Now, what the Mercury would usually do here is point out some facts. Like how the Entertainment Software Association states that the average gamer is 29. Or how the unnamed studies that Yee's press release refers to--the ones that insist games are "bad for kids [sic] mental and physical health"--don't exist. Or how Yee's moralizing feels a lot like what happened with rock music, comics, TV, and movies.
Instead, let's grant Yee the fact that some of the most commercially and critically successful games--Grand Theft Auto: San Andreas, Halo 2, Half-Life 2, Resident Evil 4--are undoubtedly made for adults. (Let's also humor Yee by pretending there's not already a rating system in place for those games.) Let's use our maturity--we do have a mean age of 29, after all--and let Yee win.

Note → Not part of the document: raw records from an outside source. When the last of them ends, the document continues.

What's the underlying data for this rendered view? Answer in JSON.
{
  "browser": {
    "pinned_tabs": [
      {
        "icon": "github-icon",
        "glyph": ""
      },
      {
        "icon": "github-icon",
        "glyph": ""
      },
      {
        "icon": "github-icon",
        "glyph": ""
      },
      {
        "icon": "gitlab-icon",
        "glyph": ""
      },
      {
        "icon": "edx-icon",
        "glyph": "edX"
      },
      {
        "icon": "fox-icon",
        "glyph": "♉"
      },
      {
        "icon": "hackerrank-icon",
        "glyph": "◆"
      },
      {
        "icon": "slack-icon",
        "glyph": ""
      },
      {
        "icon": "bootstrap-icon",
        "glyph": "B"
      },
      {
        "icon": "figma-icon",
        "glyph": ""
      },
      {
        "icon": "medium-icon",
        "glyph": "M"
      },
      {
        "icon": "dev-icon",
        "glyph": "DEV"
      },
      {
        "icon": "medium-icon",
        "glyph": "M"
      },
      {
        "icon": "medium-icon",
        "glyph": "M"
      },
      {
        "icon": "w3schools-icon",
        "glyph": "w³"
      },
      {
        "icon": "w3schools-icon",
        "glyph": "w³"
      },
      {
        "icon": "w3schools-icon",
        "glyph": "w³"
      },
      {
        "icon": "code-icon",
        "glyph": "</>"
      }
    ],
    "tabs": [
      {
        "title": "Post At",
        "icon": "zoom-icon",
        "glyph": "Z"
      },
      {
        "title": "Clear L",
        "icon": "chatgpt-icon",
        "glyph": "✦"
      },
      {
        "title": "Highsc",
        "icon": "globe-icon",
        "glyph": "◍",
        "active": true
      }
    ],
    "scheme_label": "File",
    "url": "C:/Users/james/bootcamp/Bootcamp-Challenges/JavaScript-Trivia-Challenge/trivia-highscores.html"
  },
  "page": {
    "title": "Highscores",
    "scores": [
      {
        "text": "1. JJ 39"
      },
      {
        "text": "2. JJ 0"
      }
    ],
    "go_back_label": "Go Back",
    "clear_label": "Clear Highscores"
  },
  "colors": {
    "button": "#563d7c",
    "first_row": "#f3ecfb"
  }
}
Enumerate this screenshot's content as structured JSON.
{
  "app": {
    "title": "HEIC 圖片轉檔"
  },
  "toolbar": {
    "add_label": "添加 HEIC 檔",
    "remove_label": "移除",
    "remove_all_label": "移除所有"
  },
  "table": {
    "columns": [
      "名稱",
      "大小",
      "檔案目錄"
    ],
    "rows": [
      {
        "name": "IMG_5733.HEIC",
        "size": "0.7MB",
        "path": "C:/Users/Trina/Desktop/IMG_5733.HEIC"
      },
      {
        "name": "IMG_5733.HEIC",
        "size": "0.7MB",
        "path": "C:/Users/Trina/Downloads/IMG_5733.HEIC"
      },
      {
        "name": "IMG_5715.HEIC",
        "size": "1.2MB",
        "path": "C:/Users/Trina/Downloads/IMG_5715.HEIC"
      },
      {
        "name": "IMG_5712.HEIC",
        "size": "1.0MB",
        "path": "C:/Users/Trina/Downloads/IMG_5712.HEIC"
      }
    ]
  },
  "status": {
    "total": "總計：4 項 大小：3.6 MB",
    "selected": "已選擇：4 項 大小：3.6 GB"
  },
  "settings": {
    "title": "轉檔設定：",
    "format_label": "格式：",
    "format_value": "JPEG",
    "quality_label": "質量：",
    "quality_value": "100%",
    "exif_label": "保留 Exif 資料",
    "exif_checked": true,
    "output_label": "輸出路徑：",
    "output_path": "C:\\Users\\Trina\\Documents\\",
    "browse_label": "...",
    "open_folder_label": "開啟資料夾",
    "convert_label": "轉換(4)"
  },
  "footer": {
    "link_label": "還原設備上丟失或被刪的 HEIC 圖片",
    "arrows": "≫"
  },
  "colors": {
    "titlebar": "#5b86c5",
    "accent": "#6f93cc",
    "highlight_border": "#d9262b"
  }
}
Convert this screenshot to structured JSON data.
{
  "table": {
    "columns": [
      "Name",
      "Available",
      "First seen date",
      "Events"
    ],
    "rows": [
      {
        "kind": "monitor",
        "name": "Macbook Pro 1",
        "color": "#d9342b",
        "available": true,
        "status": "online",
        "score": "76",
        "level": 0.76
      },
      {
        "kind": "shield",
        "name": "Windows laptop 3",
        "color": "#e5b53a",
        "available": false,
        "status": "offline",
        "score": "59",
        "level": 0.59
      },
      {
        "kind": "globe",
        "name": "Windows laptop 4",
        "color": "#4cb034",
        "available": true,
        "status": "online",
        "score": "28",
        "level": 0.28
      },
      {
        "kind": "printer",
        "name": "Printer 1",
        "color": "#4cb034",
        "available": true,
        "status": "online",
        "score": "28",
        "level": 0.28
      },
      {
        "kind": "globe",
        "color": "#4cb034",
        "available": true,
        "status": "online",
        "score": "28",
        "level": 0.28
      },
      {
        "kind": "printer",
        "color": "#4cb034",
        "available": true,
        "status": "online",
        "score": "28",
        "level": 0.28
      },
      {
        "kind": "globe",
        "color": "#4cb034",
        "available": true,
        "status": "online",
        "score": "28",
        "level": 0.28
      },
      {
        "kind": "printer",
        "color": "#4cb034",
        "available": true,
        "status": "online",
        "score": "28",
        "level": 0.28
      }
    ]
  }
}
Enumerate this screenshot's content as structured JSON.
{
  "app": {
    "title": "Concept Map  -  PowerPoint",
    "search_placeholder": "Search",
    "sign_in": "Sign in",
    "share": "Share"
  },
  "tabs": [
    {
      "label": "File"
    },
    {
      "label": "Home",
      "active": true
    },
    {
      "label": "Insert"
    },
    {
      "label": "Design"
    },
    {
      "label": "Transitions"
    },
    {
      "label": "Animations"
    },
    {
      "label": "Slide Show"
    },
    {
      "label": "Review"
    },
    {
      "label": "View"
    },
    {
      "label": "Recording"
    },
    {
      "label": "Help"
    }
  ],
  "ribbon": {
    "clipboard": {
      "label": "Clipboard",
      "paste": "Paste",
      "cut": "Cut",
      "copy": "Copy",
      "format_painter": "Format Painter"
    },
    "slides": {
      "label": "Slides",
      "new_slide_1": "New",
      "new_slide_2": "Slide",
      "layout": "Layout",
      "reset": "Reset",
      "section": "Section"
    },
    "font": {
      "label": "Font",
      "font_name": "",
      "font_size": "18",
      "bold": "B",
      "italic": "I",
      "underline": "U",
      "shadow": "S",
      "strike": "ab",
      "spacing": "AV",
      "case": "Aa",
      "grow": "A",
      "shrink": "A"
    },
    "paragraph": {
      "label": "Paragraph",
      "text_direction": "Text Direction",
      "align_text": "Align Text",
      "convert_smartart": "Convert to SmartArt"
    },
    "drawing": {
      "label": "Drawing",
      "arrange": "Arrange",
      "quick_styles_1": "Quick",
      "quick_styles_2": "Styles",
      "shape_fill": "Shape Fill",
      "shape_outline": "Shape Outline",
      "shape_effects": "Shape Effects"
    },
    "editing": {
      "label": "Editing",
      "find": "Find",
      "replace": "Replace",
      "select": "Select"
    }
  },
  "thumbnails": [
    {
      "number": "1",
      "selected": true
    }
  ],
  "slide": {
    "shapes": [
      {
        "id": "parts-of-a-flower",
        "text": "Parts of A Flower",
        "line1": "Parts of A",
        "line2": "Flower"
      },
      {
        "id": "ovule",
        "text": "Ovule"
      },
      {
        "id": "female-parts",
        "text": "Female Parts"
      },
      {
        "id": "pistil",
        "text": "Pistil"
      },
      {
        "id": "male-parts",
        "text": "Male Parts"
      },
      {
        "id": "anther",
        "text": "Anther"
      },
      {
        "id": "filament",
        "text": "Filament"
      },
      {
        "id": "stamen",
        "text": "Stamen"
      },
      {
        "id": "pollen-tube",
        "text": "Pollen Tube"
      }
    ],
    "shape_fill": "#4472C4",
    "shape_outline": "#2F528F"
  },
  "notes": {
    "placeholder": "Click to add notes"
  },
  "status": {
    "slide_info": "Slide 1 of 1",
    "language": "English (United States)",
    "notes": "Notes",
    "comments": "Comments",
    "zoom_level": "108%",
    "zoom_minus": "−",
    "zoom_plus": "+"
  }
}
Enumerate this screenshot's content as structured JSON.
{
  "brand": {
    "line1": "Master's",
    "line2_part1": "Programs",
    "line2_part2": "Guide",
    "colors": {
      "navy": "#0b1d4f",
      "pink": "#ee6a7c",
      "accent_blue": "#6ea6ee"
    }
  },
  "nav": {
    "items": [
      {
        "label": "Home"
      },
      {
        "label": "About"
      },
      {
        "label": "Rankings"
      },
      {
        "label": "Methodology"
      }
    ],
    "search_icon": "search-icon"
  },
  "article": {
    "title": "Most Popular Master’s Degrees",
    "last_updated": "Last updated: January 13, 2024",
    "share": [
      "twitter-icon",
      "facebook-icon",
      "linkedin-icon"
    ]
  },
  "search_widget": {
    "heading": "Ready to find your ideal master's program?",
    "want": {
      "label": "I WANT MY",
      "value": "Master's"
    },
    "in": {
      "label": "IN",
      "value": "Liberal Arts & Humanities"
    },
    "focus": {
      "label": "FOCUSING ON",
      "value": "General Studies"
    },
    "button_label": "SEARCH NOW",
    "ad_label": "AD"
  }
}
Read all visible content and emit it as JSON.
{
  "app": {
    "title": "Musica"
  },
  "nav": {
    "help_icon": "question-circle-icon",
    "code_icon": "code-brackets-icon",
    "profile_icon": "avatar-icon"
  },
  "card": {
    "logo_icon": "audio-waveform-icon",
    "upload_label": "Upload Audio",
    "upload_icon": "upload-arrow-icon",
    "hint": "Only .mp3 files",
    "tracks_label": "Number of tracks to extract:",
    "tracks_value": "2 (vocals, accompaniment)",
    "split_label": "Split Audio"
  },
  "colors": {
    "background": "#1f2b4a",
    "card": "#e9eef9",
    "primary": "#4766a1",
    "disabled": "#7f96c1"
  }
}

Will it suck to get carded at GameStop? Yep. But if blaming videogames for the ills of the world is tired--remember the furor over Mortal Kombat back in 1992?--then it's downright exhausting for gamers to continually defend them. Maybe if Yee wins, politicians will realize that adult-rated games, like adult-rated films, can be enjoyed by those they were made for. And then we can play games, and Yee can find some other art form to demonize. Like… uh… that damn hiphop music! Yeah! Have you heard those lyrics? That music is terrible.